‘If we cut the tearful reunions,’ she growls, ‘we might have a chance to get him back – to hospital.’
As she leads them towards the scene of the crash, all three relate what has happened to them since Kris and Stuart left to visit John Boone.
‘So Bridgit thinks there’s an entrance to the Dreaming near here?’ Kris looks around, dubiously.
‘It was hidden somewhere in a ridge of boulders,’ Belle-Marie replies. ‘She marked it on this map for us. She found it ten years ago, she said, when she was looking for a worker who’d disappeared on her husband’s land. No one else seemed bothered about him – just said he must have gone walkabout. But Bridgit was suspicious.’
‘I take it she didn’t find him?’ Kris mutters. ‘Very reassuring.’
Belle-Marie shrugs uncomfortably. ‘But she did find the entrance – and she had a vision, too.’
Kris raises her eyebrows. ‘And what did this vision show?’
‘The end of the world, basically,’ says Gino. ‘Heralded by the rising of a giant snake from the Dreaming, and beginning with the spilling of blood by intruders there. She was very upset about it.’
‘Especially after last night. She had a nightmare in hospital – intruders in the Dreaming, just as in her vision ten years ago.’
‘And Grace and Katrina are those intruders?’
‘It seems so,’ says Belle-Marie.
Kris gives her a tight smile. ‘It’s comforting to know the fate of the world is in safe hands. Surely Grace and Katrina wouldn’t be mad enough to get in a fight?’
Katrina whips out her bleached bone spear and prepares to face the lizard-men down.
‘Don’t!’ Grace gasps, desperately. ‘They can’t see us, remember – not if we don’t interact with them!’
Katrina looks almost disappointed; she doesn’t put the spear away, but lowers her arm reluctantly as the lizard-men approach. Grace holds her breath. Then, as she’d hoped, they veer harmlessly around them; the objects of their venom are the bird-men at Uluru. A savage fight ensues as the two groups enter into battle over the butchered goanna. Grace lets out a long sigh.
‘Let’s get after Erich,’ she says. ‘And try to stay out of trouble.’
‘Whatever you say.’ Katrina grins. ‘But if you don’t mind, I’ll make sure that _this_ works here, first.’ She produces her gun. ‘We didn’t need it this time, but who knows what we might run into? I don’t want any weird physics messing with our only defence.’
And before Grace can protest, she raises the gun and takes a casual pot-shot at a passing emu. It squawks once then drops like a stone.
‘What did you do that for?’ Grace thunders.

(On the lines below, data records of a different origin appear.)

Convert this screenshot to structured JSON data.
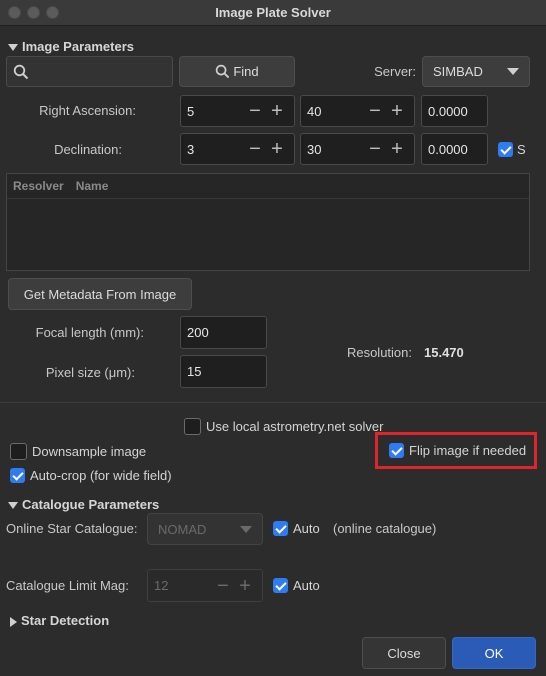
{
  "window": {
    "title": "Image Plate Solver"
  },
  "image_params": {
    "header": "Image Parameters",
    "search_placeholder": "",
    "find_label": "Find",
    "server_label": "Server:",
    "server_value": "SIMBAD",
    "ra_label": "Right Ascension:",
    "ra": {
      "h": "5",
      "m": "40",
      "s": "0.0000"
    },
    "dec_label": "Declination:",
    "dec": {
      "d": "3",
      "m": "30",
      "s": "0.0000"
    },
    "south_label": "S",
    "table_headers": [
      "Resolver",
      "Name"
    ],
    "metadata_button": "Get Metadata From Image",
    "focal_label": "Focal length (mm):",
    "focal_value": "200",
    "pixel_label": "Pixel size (μm):",
    "pixel_value": "15",
    "resolution_label": "Resolution:",
    "resolution_value": "15.470"
  },
  "options": {
    "local_solver": "Use local astrometry.net solver",
    "downsample": "Downsample image",
    "flip": "Flip image if needed",
    "autocrop": "Auto-crop (for wide field)"
  },
  "catalogue": {
    "header": "Catalogue Parameters",
    "online_label": "Online Star Catalogue:",
    "online_value": "NOMAD",
    "auto_label": "Auto",
    "online_note": "(online catalogue)",
    "limit_label": "Catalogue Limit Mag:",
    "limit_value": "12",
    "auto2_label": "Auto"
  },
  "star_detection": {
    "header": "Star Detection"
  },
  "footer": {
    "close": "Close",
    "ok": "OK"
  },
  "colors": {
    "accent": "#2f7bf0",
    "highlight": "#e0242b"
  }
}
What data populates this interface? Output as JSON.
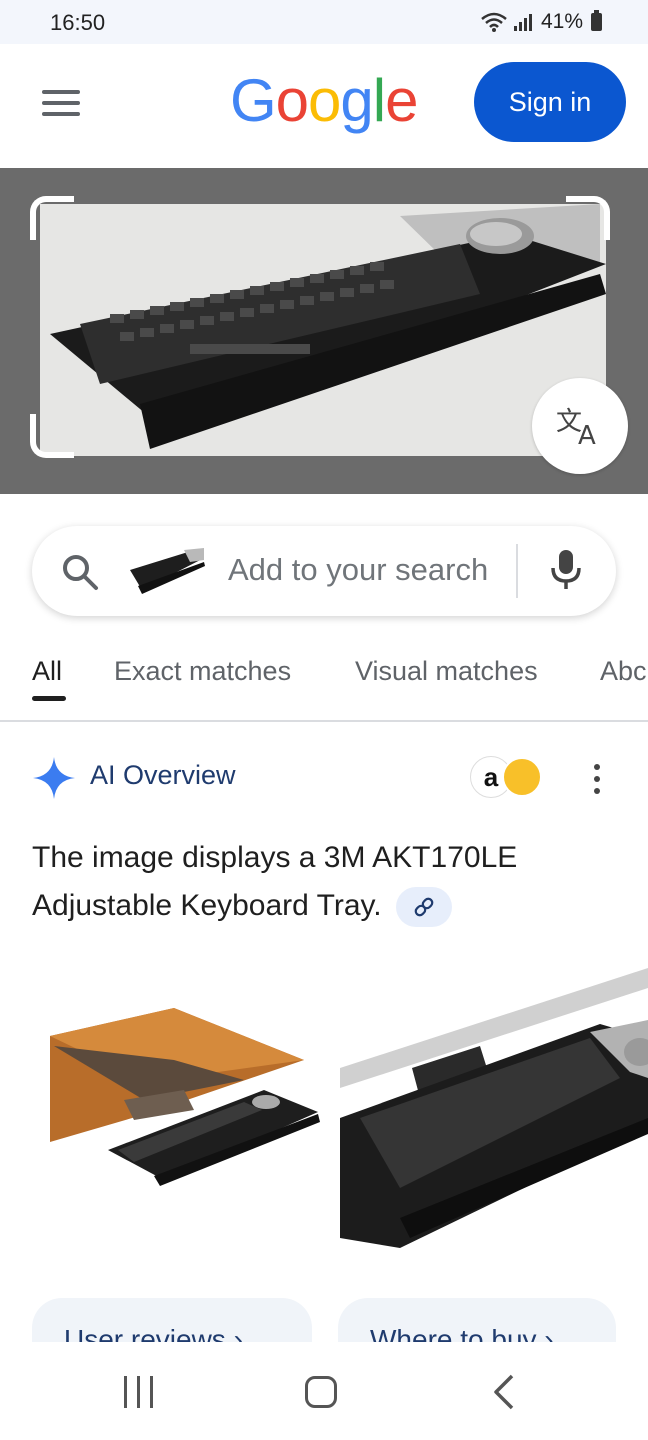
{
  "status_bar": {
    "time": "16:50",
    "battery": "41%"
  },
  "header": {
    "logo_text": "Google",
    "sign_in_label": "Sign in",
    "menu_icon": "hamburger-menu-icon"
  },
  "colors": {
    "google_blue": "#4285F4",
    "google_red": "#EA4335",
    "google_yellow": "#FBBC05",
    "google_green": "#34A853",
    "sign_in_button": "#0b57d0"
  },
  "search": {
    "placeholder": "Add to your search"
  },
  "tabs": [
    {
      "label": "All",
      "active": true
    },
    {
      "label": "Exact matches",
      "active": false
    },
    {
      "label": "Visual matches",
      "active": false
    },
    {
      "label": "Abc",
      "active": false
    }
  ],
  "ai_overview": {
    "title": "AI Overview",
    "text": "The image displays a 3M AKT170LE Adjustable Keyboard Tray.",
    "source_badge": "a"
  },
  "chips": [
    {
      "label": "User reviews"
    },
    {
      "label": "Where to buy"
    }
  ]
}
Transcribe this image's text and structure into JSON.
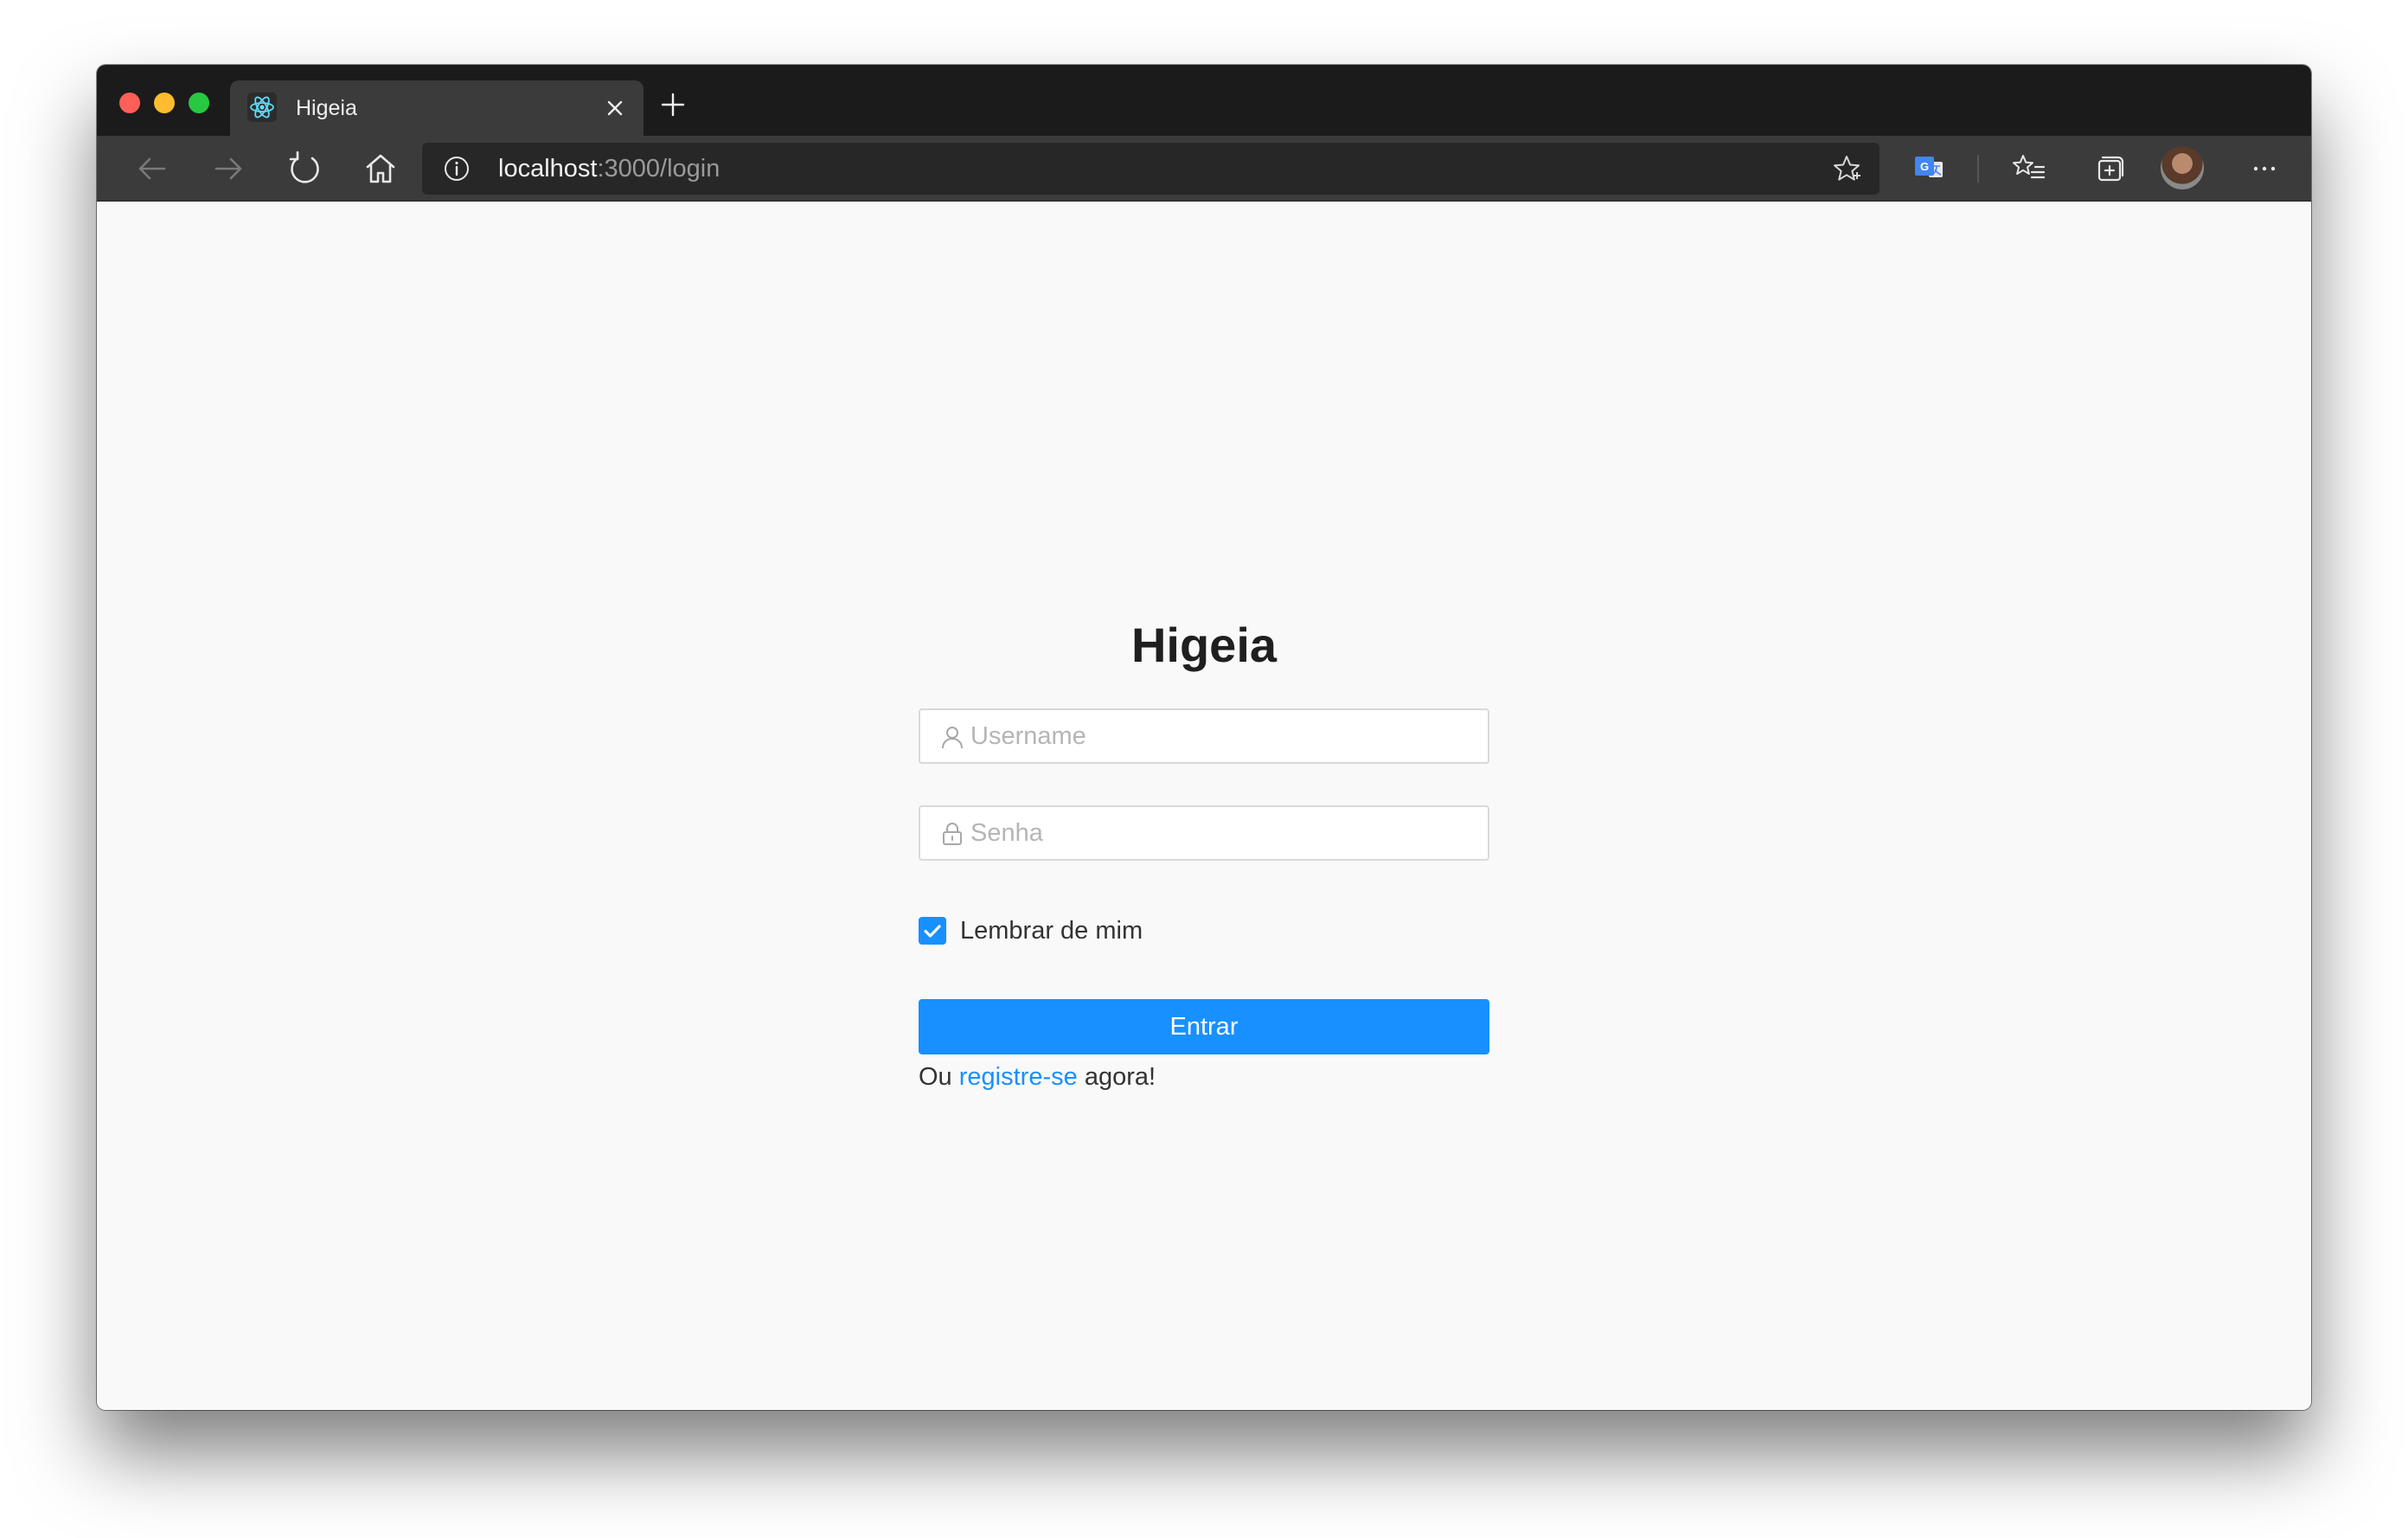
{
  "browser": {
    "tab": {
      "title": "Higeia",
      "favicon": "react-icon"
    },
    "address": {
      "host": "localhost",
      "path": ":3000/login"
    },
    "icons": {
      "back": "back-arrow-icon",
      "forward": "forward-arrow-icon",
      "reload": "reload-icon",
      "home": "home-icon",
      "info": "info-icon",
      "favorite": "star-icon",
      "translate": "translate-icon",
      "favorites": "favorites-icon",
      "collections": "collections-icon",
      "more": "more-icon"
    }
  },
  "login": {
    "title": "Higeia",
    "username_placeholder": "Username",
    "password_placeholder": "Senha",
    "remember_label": "Lembrar de mim",
    "remember_checked": true,
    "submit_label": "Entrar",
    "register_prefix": "Ou",
    "register_link": "registre-se",
    "register_suffix": "agora!"
  },
  "colors": {
    "accent": "#1890ff",
    "titlebar": "#1b1b1b",
    "toolbar": "#3b3b3b",
    "page_bg": "#f9f9f9"
  }
}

‘Relax!’ Katrina pats her shoulder. ‘It was only an emu. Think of a big chicken. In a bun. Garnished with lettuce.’
‘Back in Sydney,’ Grace whispers, ‘I read about the totemic animals that populate the Dreaming. They’re said to be the ancestors of whole tribes in the real world.’

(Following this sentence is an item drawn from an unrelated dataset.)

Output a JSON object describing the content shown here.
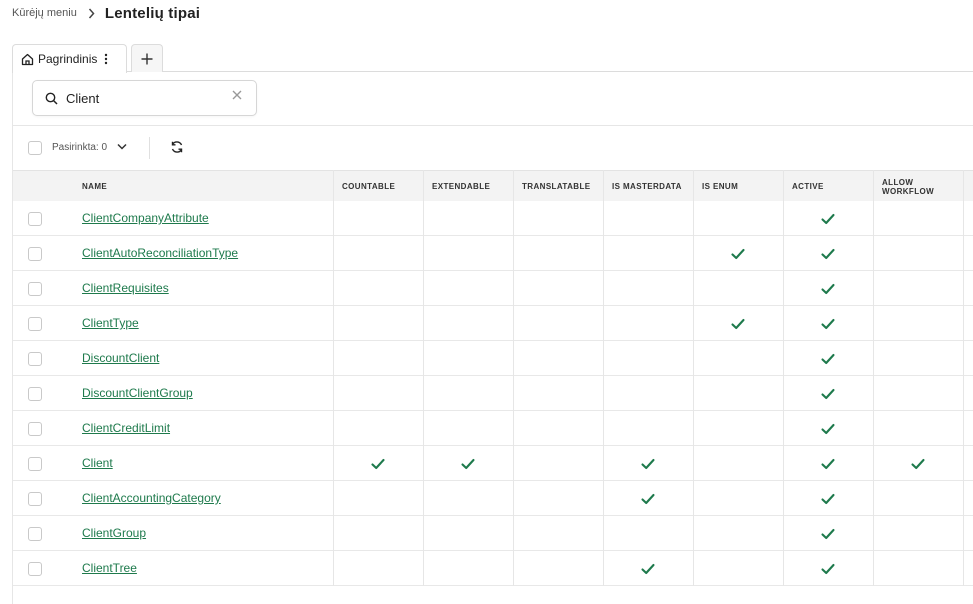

Katrina stares at the dead emu, aghast. And as she stares, the first drops of its blood seep into the sand. The ground around it begins to harden, to blacken and crack like fire-scorched skin.
‘I don’t like the look of this,’ she murmurs.
Then, as if from far away, she hears a voice calling their names. She looks up at Grace, astonished.
‘Isn’t that Stuart?’ she says.
3:00 pm, Wednesday 27th December 2000
Belle-Marie, Gino and Kris: on John Boone’s land
Grace and Katrina: the Dreaming